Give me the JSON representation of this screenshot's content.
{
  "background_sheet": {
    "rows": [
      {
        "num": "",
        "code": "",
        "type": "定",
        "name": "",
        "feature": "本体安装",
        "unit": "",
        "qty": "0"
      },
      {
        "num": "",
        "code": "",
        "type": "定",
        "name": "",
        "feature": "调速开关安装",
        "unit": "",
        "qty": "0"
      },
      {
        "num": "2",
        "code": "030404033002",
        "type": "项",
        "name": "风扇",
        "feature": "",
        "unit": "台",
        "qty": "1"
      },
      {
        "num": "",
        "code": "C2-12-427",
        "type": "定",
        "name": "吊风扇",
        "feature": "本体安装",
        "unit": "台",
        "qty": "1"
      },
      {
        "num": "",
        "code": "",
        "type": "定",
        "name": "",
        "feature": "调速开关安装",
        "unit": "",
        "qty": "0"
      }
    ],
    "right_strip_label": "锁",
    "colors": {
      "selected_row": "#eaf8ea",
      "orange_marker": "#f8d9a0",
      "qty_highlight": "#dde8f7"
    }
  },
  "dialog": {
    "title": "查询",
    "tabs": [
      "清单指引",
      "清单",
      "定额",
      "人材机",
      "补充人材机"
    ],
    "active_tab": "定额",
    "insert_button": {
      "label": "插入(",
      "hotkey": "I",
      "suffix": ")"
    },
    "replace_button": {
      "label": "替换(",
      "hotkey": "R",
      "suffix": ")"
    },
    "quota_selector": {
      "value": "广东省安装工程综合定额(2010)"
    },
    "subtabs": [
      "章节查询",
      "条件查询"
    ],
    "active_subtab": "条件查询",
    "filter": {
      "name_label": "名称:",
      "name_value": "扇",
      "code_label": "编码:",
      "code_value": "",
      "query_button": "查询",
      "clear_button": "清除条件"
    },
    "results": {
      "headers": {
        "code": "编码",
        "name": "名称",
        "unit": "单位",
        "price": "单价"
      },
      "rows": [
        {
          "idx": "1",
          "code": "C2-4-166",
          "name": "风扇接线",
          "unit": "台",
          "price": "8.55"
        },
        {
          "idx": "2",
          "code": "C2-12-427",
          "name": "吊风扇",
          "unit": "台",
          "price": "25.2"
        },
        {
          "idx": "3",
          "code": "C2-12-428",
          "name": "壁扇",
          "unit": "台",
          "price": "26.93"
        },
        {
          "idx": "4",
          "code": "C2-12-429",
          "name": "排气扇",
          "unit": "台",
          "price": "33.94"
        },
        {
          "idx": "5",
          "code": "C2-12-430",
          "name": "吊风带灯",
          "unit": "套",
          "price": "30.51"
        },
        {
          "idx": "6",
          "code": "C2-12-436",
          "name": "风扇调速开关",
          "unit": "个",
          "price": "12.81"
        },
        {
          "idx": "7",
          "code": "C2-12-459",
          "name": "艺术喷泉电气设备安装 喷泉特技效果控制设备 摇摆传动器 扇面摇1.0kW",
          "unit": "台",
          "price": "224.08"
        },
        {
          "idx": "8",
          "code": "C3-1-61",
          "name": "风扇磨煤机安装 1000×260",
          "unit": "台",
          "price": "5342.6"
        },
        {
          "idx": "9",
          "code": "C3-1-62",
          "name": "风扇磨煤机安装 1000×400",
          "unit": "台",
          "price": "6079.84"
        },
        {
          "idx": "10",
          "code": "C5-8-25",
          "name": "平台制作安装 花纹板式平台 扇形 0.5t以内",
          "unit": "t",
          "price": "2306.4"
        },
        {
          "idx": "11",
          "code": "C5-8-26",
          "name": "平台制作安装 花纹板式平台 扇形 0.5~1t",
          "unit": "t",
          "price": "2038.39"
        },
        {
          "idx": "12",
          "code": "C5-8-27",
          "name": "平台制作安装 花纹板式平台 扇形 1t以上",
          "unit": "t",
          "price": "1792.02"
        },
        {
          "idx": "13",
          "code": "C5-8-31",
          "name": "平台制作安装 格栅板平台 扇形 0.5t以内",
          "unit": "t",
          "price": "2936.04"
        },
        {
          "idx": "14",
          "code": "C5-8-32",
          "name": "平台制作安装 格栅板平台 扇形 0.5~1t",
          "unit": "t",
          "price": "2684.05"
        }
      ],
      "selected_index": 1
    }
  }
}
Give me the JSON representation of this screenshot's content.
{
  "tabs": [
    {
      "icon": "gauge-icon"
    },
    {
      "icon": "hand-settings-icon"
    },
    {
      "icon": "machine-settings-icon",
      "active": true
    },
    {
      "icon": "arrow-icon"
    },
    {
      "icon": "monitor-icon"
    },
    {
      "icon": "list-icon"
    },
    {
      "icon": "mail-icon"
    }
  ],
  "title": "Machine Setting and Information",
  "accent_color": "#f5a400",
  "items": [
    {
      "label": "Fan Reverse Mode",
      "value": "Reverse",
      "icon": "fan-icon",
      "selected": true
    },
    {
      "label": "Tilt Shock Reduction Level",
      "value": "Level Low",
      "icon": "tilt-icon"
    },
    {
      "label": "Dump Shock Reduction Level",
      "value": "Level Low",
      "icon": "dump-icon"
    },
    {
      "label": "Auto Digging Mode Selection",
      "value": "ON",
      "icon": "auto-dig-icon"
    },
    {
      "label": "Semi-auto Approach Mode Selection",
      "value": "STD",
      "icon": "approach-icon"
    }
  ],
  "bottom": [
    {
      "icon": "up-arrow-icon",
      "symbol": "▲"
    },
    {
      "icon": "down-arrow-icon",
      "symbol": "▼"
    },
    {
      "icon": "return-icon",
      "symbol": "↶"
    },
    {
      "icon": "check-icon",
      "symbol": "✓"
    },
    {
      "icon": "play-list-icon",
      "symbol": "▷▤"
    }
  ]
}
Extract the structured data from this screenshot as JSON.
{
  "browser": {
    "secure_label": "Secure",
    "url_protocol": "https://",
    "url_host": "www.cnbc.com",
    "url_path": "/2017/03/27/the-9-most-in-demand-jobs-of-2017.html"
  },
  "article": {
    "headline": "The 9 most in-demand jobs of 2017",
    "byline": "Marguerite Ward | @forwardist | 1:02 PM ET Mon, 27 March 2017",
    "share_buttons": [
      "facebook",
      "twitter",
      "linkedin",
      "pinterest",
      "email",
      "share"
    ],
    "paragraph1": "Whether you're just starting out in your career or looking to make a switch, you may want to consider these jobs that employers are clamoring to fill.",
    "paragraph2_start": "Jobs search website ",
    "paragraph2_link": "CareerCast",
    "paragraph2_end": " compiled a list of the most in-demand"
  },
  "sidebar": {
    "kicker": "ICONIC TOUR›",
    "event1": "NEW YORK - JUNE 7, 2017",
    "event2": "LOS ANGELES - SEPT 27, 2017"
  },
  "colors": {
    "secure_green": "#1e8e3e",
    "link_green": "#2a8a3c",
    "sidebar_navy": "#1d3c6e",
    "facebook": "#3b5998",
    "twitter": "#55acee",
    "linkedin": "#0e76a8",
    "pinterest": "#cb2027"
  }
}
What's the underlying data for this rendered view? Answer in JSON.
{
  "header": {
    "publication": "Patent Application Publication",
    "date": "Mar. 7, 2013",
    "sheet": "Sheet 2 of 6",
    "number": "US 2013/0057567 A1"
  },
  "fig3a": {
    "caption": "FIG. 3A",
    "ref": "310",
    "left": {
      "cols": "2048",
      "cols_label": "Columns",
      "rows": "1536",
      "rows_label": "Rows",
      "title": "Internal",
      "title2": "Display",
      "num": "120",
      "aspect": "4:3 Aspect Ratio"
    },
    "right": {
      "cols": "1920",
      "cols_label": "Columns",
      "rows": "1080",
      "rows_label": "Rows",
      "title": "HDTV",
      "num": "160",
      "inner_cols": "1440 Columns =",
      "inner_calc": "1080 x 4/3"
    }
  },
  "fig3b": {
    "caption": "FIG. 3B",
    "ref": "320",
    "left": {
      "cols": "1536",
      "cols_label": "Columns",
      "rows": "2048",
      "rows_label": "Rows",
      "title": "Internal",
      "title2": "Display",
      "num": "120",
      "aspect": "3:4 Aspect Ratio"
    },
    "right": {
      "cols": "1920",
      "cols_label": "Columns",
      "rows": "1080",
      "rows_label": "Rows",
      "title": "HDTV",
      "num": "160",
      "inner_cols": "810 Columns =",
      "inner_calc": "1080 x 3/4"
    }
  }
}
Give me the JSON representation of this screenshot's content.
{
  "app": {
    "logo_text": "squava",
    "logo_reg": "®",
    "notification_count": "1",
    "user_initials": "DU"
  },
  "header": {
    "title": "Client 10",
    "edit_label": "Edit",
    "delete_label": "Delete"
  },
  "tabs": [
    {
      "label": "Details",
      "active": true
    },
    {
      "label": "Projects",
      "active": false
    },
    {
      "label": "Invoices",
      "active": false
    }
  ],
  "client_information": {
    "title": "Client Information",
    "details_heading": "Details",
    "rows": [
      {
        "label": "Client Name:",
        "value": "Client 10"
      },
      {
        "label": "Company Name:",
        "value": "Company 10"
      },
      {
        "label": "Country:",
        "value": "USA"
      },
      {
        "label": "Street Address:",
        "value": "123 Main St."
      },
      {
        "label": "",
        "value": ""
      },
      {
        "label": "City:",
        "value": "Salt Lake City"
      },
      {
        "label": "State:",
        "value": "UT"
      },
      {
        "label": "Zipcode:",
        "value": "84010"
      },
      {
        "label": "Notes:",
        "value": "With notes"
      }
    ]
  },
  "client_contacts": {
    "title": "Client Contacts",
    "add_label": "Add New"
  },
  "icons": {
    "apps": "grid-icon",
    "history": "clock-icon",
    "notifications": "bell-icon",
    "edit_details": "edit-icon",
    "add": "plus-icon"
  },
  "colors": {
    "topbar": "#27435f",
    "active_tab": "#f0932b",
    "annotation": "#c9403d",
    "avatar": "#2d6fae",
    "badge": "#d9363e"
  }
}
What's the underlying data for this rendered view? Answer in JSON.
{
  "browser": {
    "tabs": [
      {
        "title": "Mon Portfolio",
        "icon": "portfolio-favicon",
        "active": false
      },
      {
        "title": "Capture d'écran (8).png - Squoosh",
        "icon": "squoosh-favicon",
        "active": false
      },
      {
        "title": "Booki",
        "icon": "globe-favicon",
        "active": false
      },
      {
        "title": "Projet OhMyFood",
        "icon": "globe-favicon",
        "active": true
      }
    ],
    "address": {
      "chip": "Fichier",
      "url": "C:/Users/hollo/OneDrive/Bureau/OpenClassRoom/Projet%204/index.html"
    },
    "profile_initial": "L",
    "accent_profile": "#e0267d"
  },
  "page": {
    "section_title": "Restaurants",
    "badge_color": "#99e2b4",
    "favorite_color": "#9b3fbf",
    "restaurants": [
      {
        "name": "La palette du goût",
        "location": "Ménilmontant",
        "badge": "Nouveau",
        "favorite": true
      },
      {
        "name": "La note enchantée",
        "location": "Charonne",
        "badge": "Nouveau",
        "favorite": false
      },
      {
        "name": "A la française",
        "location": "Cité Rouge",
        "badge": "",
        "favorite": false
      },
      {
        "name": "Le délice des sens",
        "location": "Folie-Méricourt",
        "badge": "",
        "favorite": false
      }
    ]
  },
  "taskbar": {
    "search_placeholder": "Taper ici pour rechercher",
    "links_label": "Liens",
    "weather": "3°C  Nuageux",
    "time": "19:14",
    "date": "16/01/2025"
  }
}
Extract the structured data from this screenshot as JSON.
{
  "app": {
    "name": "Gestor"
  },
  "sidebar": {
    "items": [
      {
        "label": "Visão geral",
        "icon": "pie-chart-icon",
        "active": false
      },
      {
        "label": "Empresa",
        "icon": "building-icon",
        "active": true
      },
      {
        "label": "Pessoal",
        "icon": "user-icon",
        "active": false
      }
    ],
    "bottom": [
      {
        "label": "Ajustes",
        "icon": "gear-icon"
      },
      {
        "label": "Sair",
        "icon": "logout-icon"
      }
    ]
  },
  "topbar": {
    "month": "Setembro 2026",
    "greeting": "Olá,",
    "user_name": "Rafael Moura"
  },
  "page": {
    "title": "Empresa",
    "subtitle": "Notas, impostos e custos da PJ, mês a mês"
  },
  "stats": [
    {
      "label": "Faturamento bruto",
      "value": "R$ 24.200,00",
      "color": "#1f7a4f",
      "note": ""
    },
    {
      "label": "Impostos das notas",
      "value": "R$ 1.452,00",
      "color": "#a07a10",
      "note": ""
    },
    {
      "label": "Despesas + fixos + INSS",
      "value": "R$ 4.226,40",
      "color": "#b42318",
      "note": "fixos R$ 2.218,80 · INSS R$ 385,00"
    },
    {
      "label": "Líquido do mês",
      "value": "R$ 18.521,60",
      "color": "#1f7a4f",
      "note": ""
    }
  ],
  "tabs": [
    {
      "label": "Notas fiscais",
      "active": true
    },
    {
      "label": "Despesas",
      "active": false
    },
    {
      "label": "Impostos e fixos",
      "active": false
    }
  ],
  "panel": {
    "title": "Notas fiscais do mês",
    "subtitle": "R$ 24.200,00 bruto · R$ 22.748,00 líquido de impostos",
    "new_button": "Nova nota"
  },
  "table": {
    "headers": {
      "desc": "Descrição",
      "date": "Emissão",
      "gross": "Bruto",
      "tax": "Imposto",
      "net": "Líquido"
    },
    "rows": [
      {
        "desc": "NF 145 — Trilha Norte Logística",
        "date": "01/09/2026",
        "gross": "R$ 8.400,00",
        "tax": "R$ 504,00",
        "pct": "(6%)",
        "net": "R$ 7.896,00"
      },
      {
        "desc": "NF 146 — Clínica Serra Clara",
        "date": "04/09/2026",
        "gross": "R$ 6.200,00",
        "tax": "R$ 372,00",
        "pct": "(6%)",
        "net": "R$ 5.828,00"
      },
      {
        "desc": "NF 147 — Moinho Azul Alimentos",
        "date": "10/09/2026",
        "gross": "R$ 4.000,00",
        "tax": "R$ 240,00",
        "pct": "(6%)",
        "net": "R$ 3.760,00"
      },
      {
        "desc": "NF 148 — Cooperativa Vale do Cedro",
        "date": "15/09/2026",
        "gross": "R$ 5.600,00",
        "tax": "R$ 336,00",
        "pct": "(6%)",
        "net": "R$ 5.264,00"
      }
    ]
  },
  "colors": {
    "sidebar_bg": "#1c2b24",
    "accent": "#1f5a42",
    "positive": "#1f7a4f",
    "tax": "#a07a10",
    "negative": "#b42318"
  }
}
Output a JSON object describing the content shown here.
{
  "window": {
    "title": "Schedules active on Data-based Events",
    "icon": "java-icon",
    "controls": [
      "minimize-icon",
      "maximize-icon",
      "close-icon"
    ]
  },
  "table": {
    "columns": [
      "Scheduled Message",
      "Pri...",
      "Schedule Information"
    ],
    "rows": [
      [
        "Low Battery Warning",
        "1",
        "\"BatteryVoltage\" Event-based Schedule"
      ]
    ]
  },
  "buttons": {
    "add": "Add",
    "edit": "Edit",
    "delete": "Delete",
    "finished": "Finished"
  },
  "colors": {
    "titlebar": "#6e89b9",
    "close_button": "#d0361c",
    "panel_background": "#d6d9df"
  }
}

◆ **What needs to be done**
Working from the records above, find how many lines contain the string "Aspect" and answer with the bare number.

◆ **Response to this exercise**
2